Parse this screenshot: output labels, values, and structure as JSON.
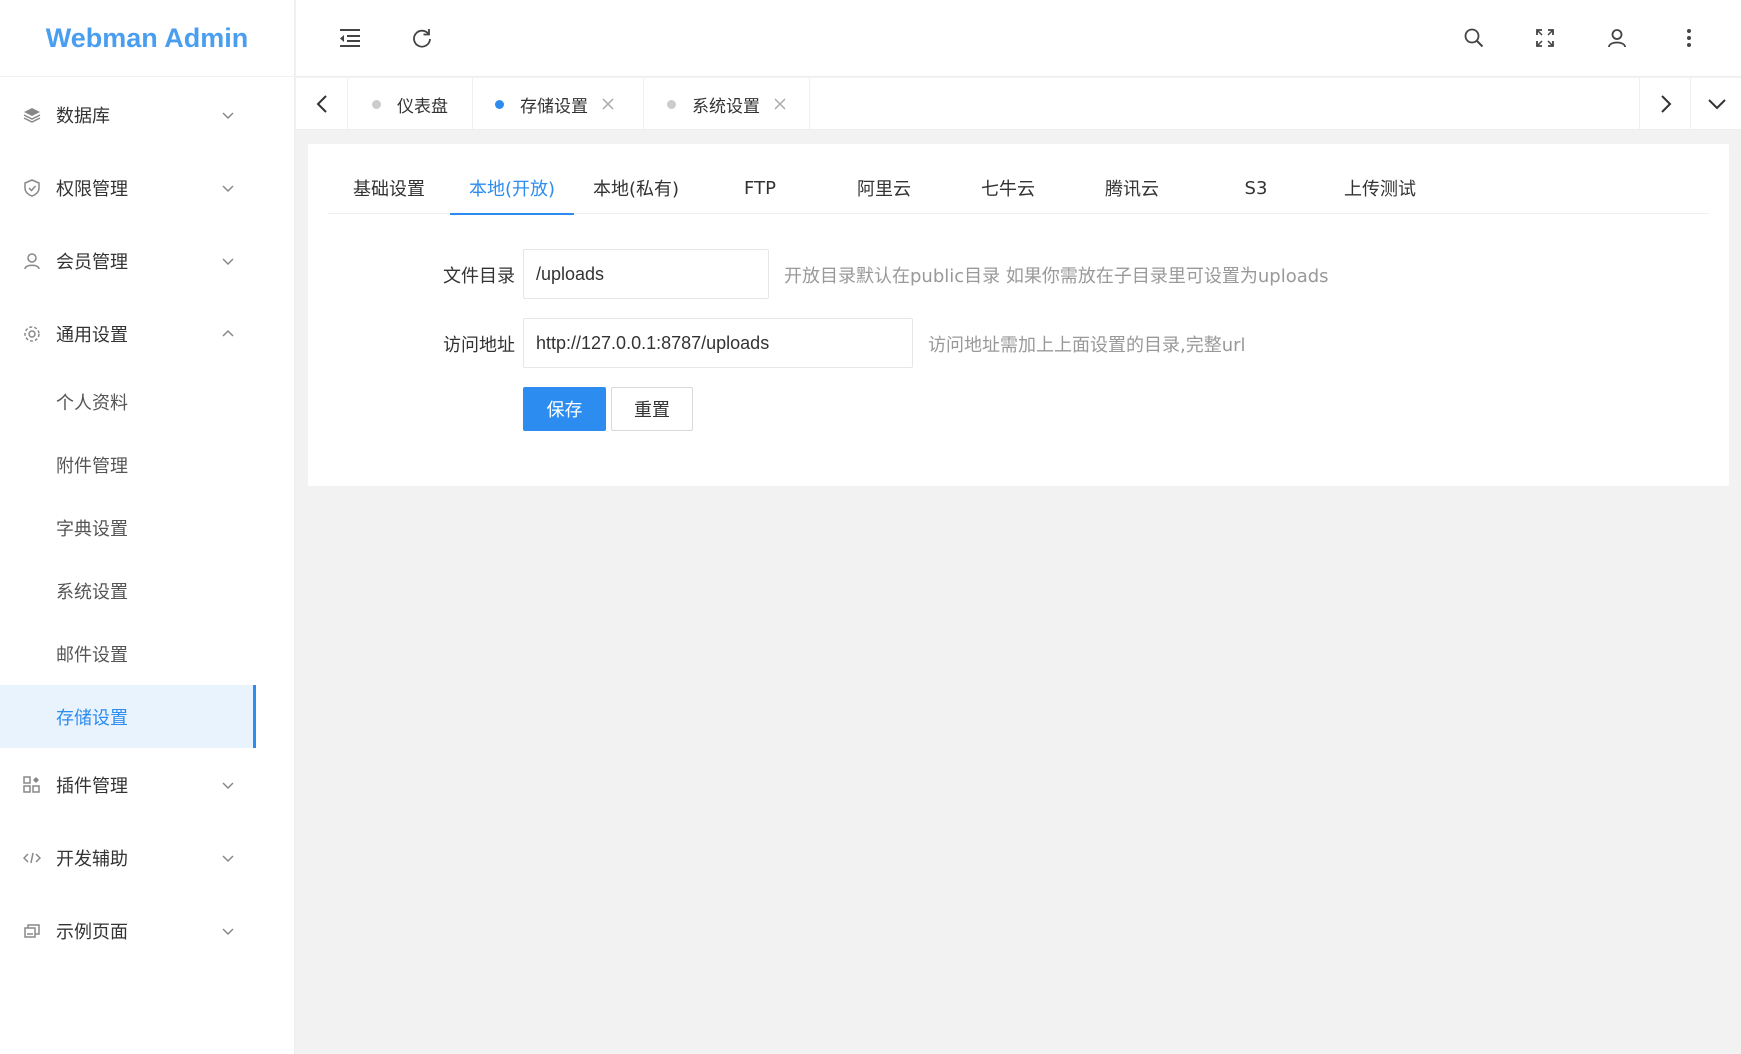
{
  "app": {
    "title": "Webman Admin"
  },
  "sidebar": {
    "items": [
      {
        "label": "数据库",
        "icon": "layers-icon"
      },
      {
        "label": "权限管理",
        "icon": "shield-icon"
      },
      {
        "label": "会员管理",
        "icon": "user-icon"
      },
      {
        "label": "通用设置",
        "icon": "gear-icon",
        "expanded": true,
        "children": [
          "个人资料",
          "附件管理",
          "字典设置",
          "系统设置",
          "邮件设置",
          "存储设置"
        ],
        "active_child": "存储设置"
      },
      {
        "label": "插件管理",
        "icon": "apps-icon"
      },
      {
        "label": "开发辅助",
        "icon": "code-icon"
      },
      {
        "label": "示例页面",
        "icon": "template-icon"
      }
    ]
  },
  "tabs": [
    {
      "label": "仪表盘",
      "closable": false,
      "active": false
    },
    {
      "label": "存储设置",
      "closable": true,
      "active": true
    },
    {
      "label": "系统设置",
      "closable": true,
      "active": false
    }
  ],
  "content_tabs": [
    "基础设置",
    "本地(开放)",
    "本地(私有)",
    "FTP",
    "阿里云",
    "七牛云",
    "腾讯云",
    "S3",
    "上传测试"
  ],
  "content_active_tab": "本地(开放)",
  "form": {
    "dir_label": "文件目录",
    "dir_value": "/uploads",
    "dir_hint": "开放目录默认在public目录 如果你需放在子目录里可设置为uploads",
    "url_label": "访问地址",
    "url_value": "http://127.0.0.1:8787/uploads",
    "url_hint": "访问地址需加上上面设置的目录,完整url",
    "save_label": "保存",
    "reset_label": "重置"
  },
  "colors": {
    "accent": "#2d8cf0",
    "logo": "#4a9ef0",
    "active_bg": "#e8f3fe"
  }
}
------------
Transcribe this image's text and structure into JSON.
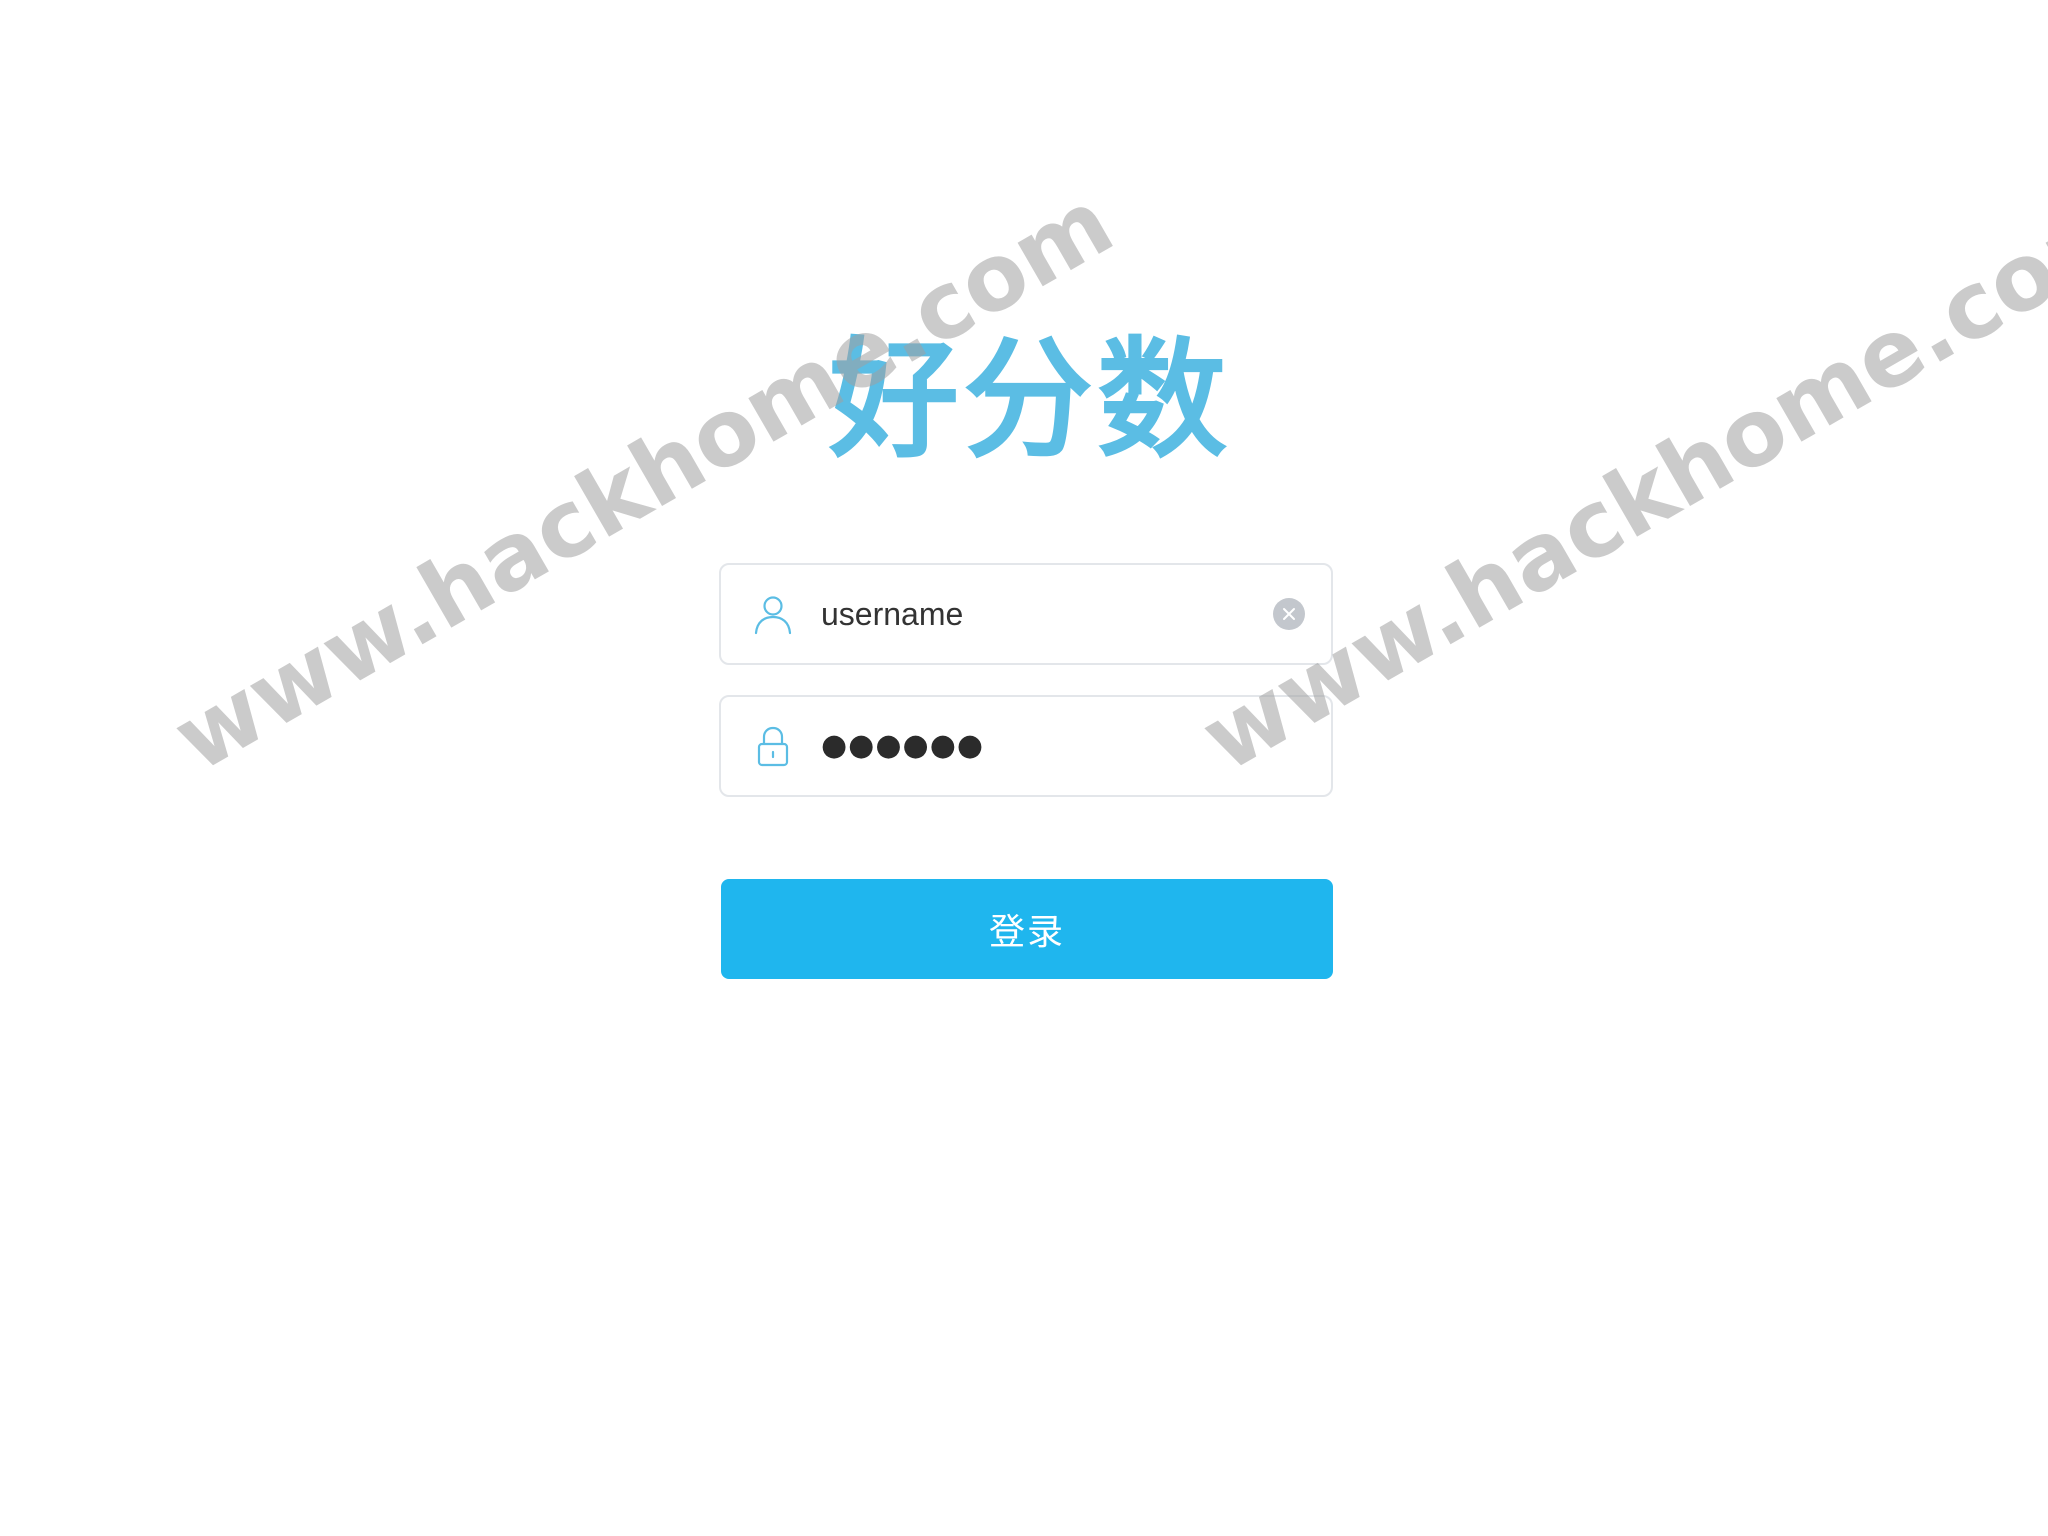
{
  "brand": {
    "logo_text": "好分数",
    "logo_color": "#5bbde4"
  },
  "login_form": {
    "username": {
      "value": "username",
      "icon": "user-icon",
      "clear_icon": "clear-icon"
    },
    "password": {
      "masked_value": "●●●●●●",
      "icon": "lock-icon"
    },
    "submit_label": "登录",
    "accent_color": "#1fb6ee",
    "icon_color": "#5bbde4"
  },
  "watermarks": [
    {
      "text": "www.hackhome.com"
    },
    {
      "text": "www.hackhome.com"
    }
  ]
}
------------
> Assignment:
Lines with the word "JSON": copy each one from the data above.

> Expected answer:
Parse this screenshot: output labels, values, and structure as JSON.
Transcribe this image's text and structure into JSON.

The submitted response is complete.